A pharmacist who is currently undergoing gender transformation has filed discrimination complaints against King Soopers in Denver alleging management barred her from wearing women's clothes at work. Kim Dower said she has been a pharmacist for the grocery chain for 12 years. "I want to see King Soopers change their policy so other people like me can't be discriminated against," said Dower, 50. "I have struggled with this most my life." Dower, who is recently separated and has two adult children, filed complaints Friday with the Equal Employment Opportunity Commission and the Denver
Anti-Discrimination Office. Company spokesman Trail Daugherty said King Soopers had not seen Dower's complaints. He declined to comment.
Dower alleges she was considered an exemplary employee when she told management in March about her plans to dress in women's clothes at work. She said her then-supervisor told her that would be grounds for dismissal.
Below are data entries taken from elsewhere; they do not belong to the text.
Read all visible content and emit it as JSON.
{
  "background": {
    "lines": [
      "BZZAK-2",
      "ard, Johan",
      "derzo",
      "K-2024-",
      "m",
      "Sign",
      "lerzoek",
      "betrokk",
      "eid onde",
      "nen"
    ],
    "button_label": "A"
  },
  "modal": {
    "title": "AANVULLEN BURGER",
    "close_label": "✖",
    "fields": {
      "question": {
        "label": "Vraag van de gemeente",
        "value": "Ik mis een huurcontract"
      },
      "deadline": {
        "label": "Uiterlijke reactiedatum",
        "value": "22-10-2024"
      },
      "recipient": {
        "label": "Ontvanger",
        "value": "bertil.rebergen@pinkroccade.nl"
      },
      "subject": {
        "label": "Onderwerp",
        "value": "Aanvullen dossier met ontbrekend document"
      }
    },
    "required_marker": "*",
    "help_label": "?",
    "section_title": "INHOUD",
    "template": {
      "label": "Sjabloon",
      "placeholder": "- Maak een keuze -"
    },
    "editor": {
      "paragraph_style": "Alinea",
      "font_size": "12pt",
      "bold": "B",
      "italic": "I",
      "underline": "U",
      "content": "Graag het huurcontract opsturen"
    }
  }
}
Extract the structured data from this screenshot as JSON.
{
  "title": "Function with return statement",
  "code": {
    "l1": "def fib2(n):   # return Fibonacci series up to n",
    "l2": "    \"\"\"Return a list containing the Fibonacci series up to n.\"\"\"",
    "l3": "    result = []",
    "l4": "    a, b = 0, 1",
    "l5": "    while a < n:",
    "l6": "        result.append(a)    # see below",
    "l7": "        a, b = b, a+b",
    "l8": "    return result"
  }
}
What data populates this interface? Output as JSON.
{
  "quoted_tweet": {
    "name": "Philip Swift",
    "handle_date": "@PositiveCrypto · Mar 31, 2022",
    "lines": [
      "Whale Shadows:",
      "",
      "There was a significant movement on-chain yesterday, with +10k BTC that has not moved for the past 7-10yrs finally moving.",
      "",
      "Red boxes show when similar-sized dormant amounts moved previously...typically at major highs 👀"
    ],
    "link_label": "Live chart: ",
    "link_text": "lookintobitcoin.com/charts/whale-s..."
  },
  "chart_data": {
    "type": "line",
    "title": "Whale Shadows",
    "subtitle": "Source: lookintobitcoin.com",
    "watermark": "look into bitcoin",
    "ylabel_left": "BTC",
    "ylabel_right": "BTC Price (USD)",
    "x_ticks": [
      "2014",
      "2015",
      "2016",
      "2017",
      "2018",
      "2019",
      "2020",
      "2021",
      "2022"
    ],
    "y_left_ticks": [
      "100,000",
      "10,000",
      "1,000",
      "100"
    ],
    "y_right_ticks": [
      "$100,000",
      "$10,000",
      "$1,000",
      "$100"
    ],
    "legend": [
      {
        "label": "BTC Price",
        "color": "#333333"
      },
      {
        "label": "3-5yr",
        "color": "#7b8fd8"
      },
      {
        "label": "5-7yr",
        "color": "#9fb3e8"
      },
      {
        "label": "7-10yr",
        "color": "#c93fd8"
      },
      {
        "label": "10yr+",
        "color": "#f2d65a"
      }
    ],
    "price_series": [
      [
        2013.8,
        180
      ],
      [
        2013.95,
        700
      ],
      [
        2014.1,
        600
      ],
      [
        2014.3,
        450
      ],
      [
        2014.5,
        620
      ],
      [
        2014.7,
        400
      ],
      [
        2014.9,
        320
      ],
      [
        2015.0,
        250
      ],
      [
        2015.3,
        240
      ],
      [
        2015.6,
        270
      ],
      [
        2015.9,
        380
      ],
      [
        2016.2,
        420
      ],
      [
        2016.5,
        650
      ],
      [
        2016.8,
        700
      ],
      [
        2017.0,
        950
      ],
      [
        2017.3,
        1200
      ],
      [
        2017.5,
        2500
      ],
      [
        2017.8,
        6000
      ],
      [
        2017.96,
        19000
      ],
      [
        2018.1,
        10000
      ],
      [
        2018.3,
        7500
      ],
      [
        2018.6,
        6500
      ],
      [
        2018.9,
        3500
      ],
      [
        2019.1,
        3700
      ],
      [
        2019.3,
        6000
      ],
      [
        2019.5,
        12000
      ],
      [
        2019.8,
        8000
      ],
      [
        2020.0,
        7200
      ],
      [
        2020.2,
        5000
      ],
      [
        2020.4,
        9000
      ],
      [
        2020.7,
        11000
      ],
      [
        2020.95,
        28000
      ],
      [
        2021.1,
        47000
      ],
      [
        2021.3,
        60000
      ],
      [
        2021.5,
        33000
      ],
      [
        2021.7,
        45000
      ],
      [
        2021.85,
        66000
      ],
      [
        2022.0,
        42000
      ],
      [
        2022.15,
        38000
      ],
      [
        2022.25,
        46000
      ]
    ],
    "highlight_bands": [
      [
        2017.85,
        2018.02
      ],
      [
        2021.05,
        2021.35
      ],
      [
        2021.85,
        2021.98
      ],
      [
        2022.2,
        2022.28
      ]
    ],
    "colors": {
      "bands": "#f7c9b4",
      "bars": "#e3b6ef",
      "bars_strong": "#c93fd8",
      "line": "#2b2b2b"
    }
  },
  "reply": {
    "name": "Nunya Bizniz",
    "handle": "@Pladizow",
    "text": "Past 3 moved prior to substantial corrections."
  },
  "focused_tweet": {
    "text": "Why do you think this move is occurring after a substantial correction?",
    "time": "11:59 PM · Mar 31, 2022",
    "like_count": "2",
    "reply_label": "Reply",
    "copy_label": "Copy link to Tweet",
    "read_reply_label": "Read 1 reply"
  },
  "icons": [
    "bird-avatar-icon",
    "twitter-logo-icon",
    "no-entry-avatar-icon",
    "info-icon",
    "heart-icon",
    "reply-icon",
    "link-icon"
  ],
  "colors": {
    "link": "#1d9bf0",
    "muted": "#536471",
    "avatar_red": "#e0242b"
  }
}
Dower's attorney, Betty Tsamis, said that in trying to resolve the dispute informally, King Soopers demanded Dower's medical and psychological records and an independent medical evaluation before agreeing to let Dower wear women's clothes on the job. Tsamis said the proposals represent an invasion of privacy. Dower alleges her managers' actions violate the Civil Rights Act, which outlaws job discrimination based on gender, and a Denver ordinance barring discrimination. She said she dresses in men's clothing only for work and when she visits her father, who has Alzheimer's disease. She intends to undergo gender-reassignment surgery, she added.